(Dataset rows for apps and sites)
◆ ◆ ◆ ◆
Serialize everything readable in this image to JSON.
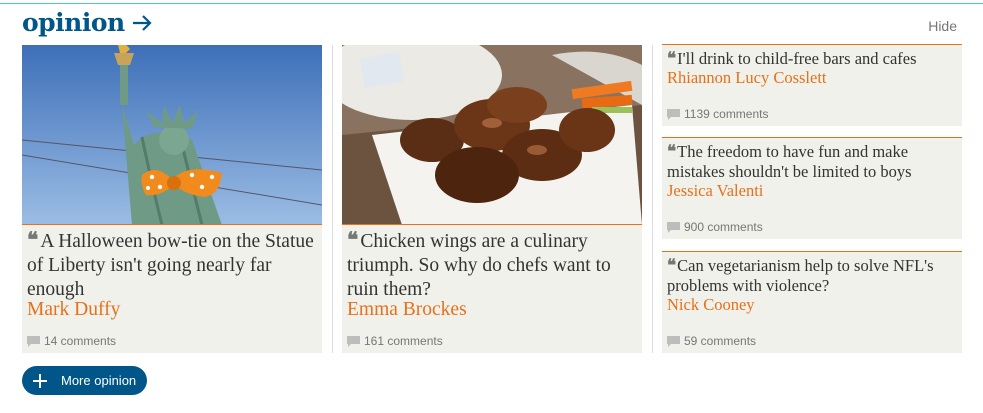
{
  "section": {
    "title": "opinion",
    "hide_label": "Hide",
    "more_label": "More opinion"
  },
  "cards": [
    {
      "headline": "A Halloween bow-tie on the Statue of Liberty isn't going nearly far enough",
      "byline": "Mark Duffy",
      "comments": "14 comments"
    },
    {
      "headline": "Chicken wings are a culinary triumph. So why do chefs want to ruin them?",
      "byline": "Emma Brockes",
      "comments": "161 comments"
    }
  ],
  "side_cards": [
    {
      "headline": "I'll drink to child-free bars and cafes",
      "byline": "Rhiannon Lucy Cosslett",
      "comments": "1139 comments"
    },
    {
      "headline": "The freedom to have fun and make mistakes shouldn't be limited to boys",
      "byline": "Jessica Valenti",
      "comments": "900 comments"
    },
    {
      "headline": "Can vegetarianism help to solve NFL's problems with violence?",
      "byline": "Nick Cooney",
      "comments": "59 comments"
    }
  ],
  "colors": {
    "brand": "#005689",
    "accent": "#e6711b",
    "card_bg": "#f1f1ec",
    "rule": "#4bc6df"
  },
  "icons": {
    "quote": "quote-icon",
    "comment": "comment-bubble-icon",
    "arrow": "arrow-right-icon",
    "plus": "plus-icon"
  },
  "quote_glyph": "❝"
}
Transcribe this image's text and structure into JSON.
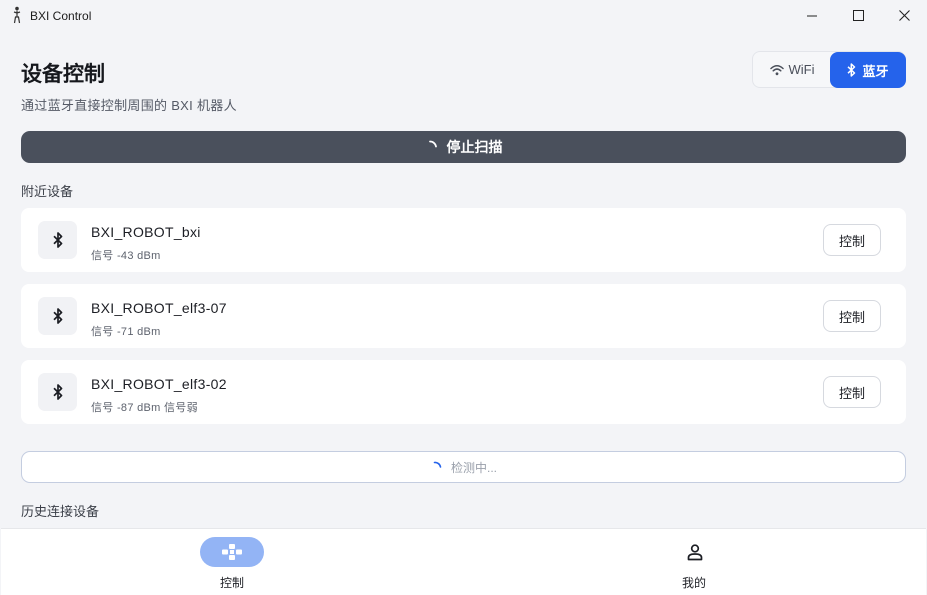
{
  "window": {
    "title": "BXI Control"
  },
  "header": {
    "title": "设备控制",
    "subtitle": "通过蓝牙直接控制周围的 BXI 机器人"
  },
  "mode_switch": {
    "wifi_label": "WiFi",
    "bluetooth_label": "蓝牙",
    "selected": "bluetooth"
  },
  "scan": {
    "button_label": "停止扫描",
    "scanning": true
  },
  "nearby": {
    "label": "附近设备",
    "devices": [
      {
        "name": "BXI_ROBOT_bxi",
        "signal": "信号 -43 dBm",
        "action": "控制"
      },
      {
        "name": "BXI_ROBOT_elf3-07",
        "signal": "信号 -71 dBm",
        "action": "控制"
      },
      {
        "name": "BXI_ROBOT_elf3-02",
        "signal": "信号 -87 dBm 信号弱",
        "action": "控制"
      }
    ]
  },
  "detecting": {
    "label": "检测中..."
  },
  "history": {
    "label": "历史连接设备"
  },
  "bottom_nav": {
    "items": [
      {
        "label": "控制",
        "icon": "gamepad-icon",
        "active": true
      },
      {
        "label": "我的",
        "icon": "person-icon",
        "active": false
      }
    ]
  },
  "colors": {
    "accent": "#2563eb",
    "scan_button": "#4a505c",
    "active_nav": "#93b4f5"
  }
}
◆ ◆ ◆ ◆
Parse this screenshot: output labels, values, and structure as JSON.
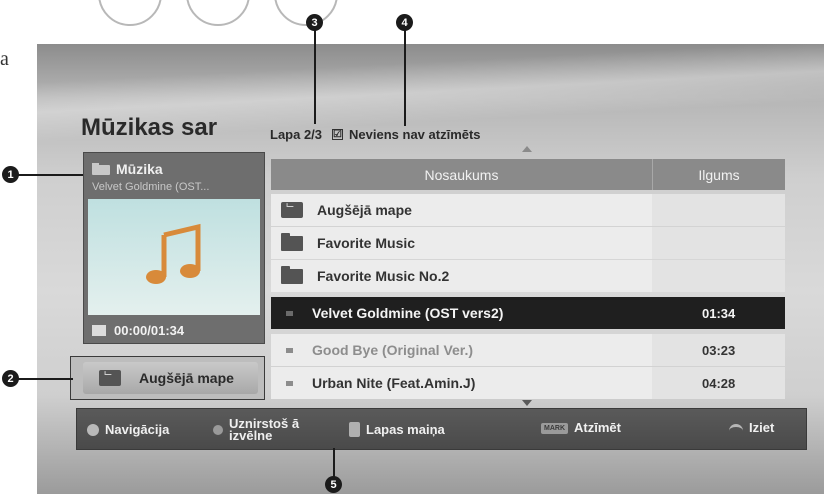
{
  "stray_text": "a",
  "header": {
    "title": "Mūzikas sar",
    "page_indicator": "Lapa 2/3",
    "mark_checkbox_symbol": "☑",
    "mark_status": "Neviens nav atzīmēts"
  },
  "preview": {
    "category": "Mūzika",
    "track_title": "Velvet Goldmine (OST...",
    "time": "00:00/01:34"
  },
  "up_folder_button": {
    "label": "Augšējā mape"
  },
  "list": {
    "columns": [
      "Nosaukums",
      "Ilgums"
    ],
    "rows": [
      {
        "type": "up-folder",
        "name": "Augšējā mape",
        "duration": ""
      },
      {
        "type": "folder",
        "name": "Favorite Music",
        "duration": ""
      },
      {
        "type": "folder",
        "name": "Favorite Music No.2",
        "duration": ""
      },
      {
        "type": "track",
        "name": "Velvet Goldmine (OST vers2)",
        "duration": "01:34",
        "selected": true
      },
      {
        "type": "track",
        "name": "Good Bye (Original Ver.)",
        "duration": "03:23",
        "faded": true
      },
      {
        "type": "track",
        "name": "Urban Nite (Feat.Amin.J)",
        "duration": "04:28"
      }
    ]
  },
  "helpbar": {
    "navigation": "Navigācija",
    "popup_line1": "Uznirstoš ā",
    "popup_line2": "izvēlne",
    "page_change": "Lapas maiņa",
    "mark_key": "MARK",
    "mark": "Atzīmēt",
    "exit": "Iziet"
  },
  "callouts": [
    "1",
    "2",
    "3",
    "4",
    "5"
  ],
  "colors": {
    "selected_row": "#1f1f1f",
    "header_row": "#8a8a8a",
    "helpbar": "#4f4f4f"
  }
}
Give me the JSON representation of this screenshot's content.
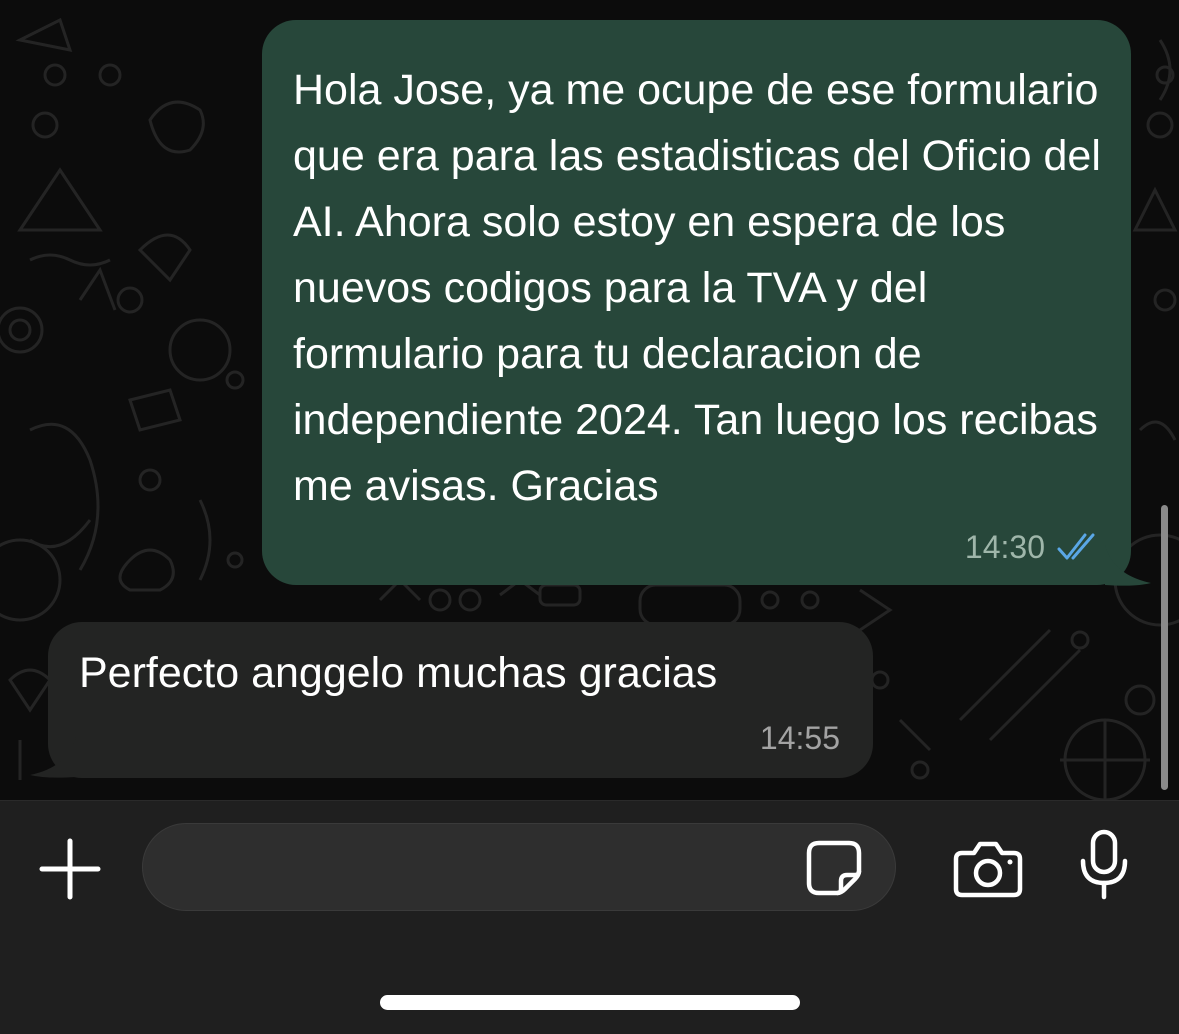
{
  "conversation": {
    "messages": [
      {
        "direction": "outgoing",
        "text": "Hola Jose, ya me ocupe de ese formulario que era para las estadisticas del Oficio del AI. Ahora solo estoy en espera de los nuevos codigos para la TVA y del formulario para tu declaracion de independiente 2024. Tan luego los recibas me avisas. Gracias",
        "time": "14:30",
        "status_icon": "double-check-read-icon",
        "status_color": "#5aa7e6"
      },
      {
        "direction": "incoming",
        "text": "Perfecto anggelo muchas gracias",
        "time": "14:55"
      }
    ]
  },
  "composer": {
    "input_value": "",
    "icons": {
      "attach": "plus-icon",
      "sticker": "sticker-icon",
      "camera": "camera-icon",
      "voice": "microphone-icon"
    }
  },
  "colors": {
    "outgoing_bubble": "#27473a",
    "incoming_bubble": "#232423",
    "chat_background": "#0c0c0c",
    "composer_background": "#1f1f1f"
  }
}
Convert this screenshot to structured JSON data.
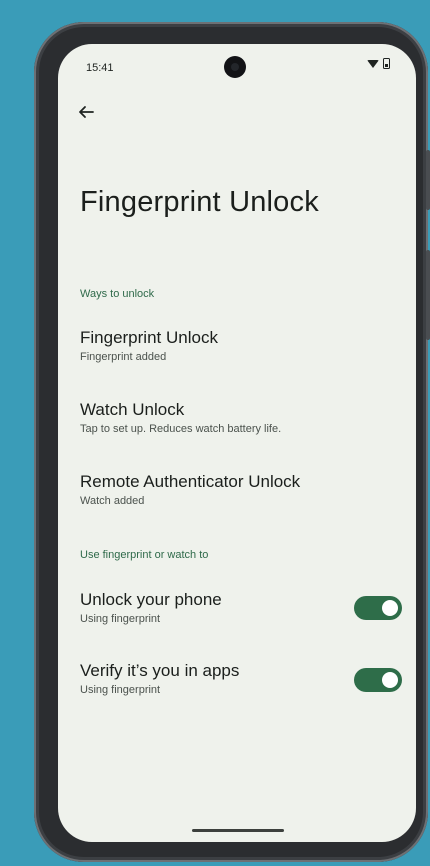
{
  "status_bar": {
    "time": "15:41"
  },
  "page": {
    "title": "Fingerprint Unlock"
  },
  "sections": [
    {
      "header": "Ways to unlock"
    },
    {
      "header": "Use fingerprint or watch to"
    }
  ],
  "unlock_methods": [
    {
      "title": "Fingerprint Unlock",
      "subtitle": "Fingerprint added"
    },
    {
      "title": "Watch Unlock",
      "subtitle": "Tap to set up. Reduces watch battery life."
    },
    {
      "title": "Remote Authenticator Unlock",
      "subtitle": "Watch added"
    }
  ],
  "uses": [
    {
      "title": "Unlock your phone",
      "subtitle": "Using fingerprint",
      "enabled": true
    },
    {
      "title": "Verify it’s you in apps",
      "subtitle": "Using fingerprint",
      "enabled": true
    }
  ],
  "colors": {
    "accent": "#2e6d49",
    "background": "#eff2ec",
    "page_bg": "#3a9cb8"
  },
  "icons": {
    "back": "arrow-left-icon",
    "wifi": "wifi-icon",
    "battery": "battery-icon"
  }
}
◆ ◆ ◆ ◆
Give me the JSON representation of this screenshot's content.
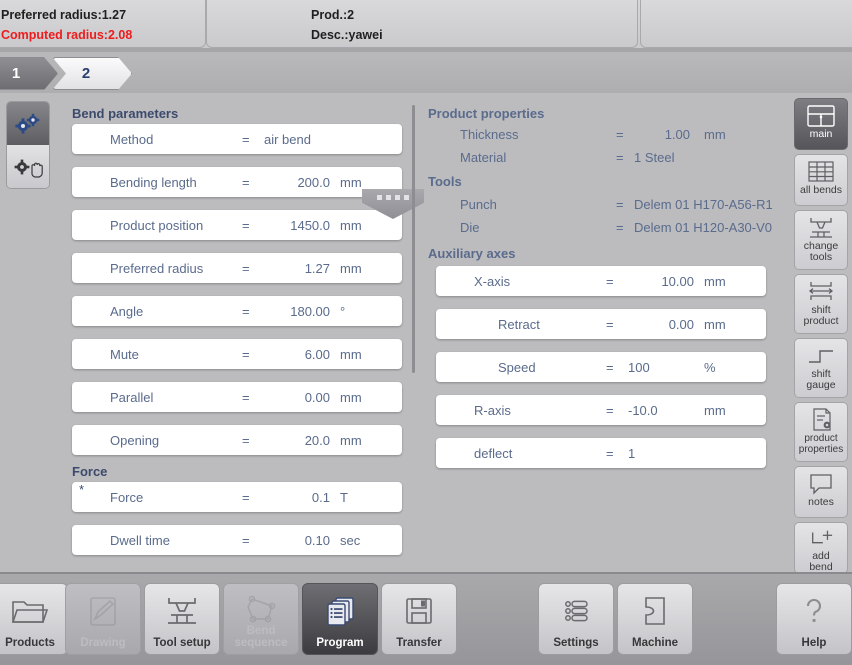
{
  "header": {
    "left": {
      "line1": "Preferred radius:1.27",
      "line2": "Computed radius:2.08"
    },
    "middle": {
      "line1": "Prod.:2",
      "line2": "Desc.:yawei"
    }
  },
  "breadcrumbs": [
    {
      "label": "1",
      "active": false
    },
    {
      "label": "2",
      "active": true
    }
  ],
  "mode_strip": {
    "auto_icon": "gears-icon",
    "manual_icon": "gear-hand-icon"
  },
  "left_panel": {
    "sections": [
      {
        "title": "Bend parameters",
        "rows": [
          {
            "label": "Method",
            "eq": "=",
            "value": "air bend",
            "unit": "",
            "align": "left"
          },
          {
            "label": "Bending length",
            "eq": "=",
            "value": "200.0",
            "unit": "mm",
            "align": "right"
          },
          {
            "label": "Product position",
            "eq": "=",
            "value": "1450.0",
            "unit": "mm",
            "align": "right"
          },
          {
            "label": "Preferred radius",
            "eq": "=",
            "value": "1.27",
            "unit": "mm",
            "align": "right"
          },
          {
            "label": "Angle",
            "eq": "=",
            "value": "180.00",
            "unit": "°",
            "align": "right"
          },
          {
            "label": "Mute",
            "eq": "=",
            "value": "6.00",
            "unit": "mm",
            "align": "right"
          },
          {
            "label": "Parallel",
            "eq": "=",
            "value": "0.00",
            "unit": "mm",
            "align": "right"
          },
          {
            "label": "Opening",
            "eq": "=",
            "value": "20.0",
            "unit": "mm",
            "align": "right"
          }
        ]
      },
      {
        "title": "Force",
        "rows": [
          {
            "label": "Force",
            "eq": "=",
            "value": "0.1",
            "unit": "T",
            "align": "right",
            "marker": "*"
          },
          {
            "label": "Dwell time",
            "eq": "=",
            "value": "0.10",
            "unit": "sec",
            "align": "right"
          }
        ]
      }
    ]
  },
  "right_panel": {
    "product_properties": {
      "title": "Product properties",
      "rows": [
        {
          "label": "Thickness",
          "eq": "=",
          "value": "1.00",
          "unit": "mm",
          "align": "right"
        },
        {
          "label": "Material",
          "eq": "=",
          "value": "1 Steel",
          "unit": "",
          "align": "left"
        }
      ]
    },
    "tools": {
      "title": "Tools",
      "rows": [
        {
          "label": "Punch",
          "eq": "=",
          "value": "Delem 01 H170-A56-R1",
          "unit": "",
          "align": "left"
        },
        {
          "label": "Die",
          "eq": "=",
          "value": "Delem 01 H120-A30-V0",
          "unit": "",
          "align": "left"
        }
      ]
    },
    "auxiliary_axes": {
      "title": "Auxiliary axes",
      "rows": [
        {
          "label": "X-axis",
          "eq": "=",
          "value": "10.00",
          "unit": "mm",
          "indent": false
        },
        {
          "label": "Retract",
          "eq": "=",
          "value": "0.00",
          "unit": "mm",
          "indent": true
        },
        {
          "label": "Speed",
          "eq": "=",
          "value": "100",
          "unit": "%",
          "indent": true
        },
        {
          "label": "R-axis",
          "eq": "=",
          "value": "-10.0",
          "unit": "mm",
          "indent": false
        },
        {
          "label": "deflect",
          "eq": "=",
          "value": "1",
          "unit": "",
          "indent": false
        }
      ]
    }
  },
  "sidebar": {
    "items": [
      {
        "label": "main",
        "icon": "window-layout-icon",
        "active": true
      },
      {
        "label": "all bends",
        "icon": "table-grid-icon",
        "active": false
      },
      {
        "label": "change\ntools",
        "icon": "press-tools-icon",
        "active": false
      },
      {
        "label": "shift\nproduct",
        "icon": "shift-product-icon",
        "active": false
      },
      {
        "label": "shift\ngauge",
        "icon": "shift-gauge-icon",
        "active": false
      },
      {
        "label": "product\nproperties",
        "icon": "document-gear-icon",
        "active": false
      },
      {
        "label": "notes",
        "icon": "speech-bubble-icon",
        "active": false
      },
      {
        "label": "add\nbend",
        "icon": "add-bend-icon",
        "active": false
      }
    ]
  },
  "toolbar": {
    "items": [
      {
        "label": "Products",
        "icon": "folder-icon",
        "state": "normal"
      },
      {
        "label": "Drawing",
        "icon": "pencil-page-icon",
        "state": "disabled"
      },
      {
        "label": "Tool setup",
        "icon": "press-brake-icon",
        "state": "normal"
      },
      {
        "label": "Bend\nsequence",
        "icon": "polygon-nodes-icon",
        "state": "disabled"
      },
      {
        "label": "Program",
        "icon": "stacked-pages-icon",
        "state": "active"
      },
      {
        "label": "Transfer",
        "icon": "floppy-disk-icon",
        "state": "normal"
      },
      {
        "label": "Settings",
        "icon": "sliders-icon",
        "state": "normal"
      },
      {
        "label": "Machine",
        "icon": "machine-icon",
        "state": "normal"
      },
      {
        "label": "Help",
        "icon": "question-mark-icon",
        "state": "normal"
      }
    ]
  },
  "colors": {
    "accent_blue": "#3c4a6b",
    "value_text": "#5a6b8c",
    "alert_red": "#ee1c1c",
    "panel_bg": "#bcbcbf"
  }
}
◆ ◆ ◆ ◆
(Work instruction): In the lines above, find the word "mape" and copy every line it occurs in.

(Exercise output):
    "label": "Augšējā mape"
        "name": "Augšējā mape",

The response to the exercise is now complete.